Exercise instructions: Give back, character for character, the line that includes "Read all visible content and emit it as JSON." and all lines beneath it in the data.

[Items from a dataset]
--------------------------------
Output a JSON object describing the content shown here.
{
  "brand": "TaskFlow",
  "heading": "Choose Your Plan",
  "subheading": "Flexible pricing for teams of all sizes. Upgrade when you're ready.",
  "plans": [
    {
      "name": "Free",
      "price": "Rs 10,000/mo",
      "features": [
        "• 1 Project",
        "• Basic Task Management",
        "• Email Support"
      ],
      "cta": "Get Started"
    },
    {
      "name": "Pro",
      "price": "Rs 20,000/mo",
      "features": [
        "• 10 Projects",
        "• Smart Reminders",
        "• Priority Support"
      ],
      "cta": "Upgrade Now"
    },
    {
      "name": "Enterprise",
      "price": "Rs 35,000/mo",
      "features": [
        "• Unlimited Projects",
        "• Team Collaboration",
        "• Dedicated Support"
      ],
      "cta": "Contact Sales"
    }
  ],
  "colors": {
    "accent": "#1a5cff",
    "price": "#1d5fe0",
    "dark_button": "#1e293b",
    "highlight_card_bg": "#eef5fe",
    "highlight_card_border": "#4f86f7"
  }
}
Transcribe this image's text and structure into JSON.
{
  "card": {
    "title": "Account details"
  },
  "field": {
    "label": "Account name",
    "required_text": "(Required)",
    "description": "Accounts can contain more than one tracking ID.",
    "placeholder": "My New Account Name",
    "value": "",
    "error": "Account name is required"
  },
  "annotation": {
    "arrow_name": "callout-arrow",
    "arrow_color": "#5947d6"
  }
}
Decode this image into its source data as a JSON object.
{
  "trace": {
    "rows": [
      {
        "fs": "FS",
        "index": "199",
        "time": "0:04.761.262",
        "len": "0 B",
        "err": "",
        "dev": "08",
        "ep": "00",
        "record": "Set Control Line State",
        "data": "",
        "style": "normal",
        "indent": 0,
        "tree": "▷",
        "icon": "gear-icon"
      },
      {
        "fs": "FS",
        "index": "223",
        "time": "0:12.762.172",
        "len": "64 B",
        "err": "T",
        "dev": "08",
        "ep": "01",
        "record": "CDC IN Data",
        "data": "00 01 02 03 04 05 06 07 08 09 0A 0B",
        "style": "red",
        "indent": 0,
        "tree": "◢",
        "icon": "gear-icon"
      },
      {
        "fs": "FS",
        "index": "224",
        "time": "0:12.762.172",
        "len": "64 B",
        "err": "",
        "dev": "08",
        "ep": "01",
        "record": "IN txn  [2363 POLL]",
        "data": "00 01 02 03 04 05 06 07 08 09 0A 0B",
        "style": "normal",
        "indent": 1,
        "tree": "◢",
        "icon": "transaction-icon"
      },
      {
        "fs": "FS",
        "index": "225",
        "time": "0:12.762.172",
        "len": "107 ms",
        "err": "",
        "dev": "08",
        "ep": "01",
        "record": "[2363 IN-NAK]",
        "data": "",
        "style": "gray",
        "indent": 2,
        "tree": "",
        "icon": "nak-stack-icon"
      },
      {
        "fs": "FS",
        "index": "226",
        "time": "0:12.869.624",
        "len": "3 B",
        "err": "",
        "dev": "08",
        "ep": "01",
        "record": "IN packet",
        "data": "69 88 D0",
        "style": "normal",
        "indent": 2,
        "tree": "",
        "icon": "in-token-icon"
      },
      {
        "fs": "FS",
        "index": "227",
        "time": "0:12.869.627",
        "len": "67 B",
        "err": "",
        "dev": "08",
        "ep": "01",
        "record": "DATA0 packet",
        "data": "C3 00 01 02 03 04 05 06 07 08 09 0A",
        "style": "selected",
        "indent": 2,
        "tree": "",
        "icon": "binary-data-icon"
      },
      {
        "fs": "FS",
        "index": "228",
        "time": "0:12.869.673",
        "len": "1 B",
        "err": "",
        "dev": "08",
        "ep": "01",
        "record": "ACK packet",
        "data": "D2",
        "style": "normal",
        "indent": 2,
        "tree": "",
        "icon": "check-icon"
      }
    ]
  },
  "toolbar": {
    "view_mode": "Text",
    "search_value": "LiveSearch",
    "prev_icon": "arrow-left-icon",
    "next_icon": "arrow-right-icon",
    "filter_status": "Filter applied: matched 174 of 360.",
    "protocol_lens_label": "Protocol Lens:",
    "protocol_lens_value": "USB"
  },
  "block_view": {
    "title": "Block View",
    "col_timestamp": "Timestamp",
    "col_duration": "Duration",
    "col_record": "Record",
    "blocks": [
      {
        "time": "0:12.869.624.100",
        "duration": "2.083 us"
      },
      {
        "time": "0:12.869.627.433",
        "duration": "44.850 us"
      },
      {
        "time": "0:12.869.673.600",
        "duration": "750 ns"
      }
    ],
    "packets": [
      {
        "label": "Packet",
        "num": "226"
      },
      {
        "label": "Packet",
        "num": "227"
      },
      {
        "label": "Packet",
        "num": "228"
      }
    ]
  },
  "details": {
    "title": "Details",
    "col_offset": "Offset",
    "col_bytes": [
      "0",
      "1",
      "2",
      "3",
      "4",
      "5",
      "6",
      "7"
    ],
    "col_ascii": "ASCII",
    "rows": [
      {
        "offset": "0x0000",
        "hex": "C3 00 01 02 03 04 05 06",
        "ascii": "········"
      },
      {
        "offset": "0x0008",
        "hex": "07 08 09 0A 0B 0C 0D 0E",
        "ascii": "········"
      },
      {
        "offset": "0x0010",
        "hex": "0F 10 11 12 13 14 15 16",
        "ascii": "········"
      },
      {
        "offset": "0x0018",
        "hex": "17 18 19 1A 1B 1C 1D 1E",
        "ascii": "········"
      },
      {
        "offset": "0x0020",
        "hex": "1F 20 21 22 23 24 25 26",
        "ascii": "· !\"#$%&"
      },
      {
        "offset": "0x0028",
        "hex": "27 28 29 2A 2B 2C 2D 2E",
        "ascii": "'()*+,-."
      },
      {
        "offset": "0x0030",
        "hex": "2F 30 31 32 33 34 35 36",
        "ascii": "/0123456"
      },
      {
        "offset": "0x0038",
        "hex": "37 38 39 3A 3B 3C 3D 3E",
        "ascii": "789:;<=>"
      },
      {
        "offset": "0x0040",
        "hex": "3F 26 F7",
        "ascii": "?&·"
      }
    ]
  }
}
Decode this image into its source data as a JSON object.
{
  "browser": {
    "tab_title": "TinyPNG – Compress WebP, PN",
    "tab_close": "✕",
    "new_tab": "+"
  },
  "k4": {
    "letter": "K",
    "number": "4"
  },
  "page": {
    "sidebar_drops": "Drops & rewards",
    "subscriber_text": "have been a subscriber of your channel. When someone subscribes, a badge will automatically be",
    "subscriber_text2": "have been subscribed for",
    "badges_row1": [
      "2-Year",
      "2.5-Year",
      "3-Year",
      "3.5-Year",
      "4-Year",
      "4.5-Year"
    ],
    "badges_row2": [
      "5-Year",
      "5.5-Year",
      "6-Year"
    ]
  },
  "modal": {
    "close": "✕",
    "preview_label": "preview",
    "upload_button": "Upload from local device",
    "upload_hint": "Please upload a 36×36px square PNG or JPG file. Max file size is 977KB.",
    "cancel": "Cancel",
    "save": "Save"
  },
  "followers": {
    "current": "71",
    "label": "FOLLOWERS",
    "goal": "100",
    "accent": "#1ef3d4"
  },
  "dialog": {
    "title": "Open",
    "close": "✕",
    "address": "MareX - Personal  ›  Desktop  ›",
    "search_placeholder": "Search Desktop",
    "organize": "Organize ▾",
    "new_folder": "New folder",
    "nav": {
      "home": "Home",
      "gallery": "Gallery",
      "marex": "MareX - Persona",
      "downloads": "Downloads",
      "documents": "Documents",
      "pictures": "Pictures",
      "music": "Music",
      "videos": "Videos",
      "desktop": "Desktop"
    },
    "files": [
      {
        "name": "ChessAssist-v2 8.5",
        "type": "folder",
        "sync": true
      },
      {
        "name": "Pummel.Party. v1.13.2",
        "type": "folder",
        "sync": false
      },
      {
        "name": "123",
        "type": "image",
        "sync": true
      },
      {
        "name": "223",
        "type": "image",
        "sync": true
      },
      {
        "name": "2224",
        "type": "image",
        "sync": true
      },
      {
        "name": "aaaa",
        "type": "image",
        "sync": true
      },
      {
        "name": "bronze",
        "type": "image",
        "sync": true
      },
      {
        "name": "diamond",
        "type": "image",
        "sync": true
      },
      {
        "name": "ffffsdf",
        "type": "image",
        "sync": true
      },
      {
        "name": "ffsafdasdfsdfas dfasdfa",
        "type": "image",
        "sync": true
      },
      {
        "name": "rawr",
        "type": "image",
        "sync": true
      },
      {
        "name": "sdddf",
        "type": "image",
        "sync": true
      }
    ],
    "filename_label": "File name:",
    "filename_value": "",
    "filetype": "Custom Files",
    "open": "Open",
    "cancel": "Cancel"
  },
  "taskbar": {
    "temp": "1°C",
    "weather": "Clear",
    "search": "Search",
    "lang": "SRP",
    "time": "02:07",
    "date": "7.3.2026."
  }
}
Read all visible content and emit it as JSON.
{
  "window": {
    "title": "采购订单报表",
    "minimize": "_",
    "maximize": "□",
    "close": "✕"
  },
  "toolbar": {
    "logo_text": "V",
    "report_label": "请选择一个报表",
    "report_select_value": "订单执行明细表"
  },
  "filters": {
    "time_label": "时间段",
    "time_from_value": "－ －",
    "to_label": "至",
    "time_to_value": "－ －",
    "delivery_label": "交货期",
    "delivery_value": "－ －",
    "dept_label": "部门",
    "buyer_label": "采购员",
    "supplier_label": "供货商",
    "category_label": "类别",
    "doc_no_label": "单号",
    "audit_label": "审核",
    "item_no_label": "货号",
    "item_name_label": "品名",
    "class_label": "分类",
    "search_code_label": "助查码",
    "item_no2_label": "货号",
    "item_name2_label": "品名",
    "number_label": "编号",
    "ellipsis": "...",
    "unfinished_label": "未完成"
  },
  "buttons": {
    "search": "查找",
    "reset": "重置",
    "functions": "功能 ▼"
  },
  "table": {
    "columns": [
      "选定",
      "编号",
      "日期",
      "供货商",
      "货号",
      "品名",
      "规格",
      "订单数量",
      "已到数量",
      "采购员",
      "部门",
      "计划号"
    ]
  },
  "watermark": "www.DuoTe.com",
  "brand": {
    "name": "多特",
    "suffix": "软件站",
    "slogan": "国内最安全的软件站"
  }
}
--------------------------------
Exercise output:
Read all visible content and emit it as JSON.
{
  "window": {
    "title": "采购订单报表",
    "minimize": "_",
    "maximize": "□",
    "close": "✕"
  },
  "toolbar": {
    "logo_text": "V",
    "report_label": "请选择一个报表",
    "report_select_value": "订单执行明细表"
  },
  "filters": {
    "time_label": "时间段",
    "time_from_value": "－ －",
    "to_label": "至",
    "time_to_value": "－ －",
    "delivery_label": "交货期",
    "delivery_value": "－ －",
    "dept_label": "部门",
    "buyer_label": "采购员",
    "supplier_label": "供货商",
    "category_label": "类别",
    "doc_no_label": "单号",
    "audit_label": "审核",
    "item_no_label": "货号",
    "item_name_label": "品名",
    "class_label": "分类",
    "search_code_label": "助查码",
    "item_no2_label": "货号",
    "item_name2_label": "品名",
    "number_label": "编号",
    "ellipsis": "...",
    "unfinished_label": "未完成"
  },
  "buttons": {
    "search": "查找",
    "reset": "重置",
    "functions": "功能 ▼"
  },
  "table": {
    "columns": [
      "选定",
      "编号",
      "日期",
      "供货商",
      "货号",
      "品名",
      "规格",
      "订单数量",
      "已到数量",
      "采购员",
      "部门",
      "计划号"
    ]
  },
  "watermark": "www.DuoTe.com",
  "brand": {
    "name": "多特",
    "suffix": "软件站",
    "slogan": "国内最安全的软件站"
  }
}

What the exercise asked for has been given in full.